### Your instructions
Pull each line containing "title" from the data.

►

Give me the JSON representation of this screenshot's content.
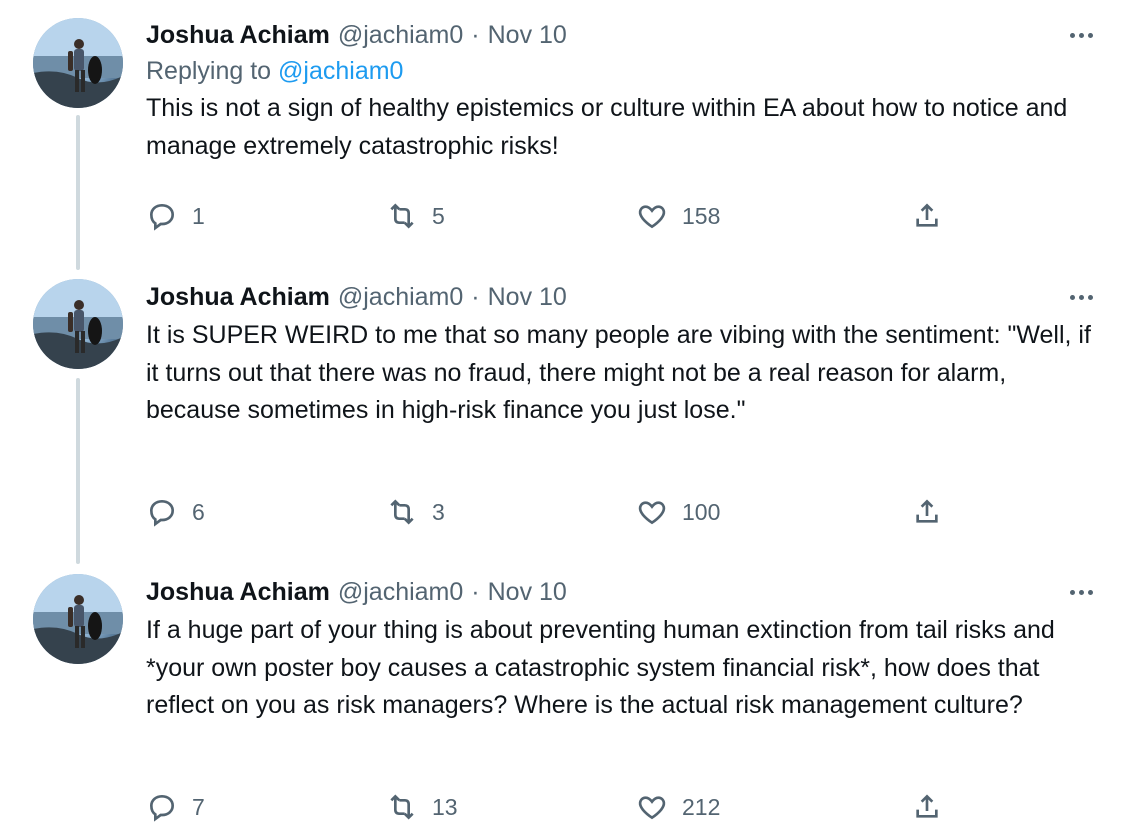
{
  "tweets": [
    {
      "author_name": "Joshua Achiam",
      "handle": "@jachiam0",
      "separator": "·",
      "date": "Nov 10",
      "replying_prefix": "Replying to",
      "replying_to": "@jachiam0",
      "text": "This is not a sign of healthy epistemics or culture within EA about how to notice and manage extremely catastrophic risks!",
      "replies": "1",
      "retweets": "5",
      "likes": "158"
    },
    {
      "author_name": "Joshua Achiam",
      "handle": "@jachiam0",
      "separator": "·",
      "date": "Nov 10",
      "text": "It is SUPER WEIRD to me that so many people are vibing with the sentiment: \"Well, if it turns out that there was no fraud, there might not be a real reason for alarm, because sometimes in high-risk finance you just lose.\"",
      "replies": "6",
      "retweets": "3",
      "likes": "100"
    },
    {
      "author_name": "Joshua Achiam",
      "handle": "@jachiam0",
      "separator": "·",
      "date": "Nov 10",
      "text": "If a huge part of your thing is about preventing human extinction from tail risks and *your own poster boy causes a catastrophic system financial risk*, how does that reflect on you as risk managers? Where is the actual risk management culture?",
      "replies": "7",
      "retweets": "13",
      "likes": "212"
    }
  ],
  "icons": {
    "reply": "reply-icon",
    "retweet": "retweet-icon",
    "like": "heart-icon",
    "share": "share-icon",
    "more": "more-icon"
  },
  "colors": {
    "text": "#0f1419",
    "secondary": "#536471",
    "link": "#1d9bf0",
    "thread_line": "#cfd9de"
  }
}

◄
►

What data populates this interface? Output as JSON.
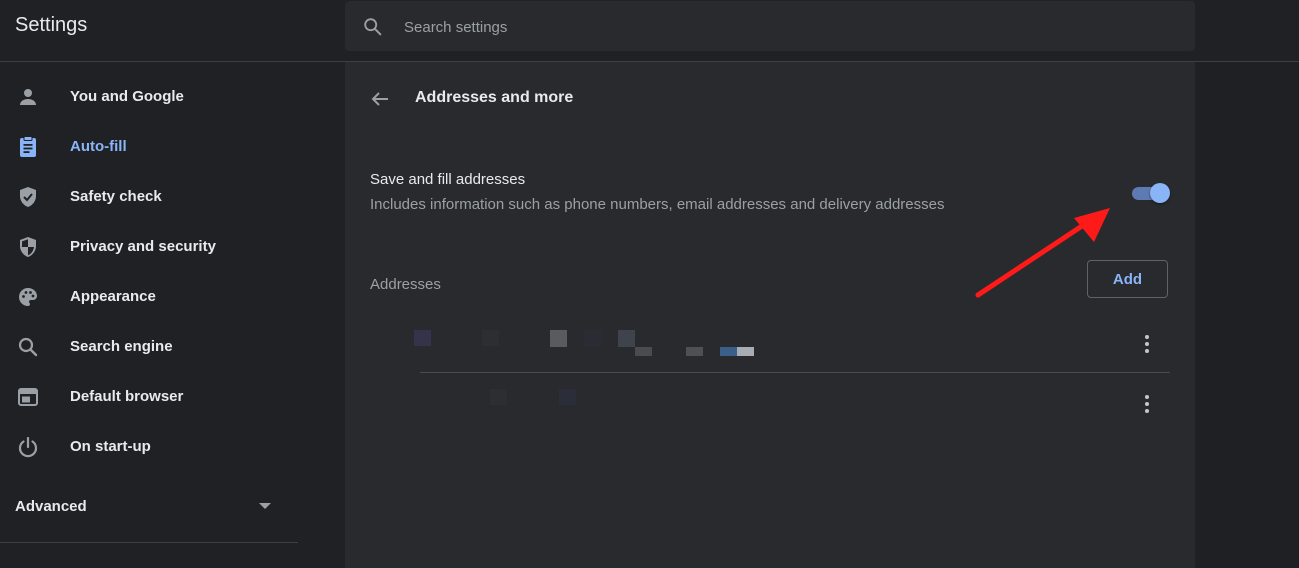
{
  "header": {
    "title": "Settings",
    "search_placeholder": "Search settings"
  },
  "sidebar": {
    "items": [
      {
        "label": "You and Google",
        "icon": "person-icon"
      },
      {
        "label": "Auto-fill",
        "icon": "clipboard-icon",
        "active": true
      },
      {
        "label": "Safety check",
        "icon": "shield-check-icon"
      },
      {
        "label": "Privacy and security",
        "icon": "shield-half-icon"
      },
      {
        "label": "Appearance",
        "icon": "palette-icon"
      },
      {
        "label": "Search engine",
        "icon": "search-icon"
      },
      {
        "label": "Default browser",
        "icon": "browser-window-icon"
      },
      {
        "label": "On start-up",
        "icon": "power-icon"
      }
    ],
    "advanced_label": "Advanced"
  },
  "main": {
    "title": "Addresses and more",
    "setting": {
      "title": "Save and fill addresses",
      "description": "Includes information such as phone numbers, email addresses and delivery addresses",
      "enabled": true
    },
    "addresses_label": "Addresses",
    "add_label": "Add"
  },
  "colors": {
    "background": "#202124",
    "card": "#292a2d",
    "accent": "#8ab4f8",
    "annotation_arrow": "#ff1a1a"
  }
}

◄

### Exercise result
    "title": "Settings",
    "title": "Addresses and more",
      "title": "Save and fill addresses",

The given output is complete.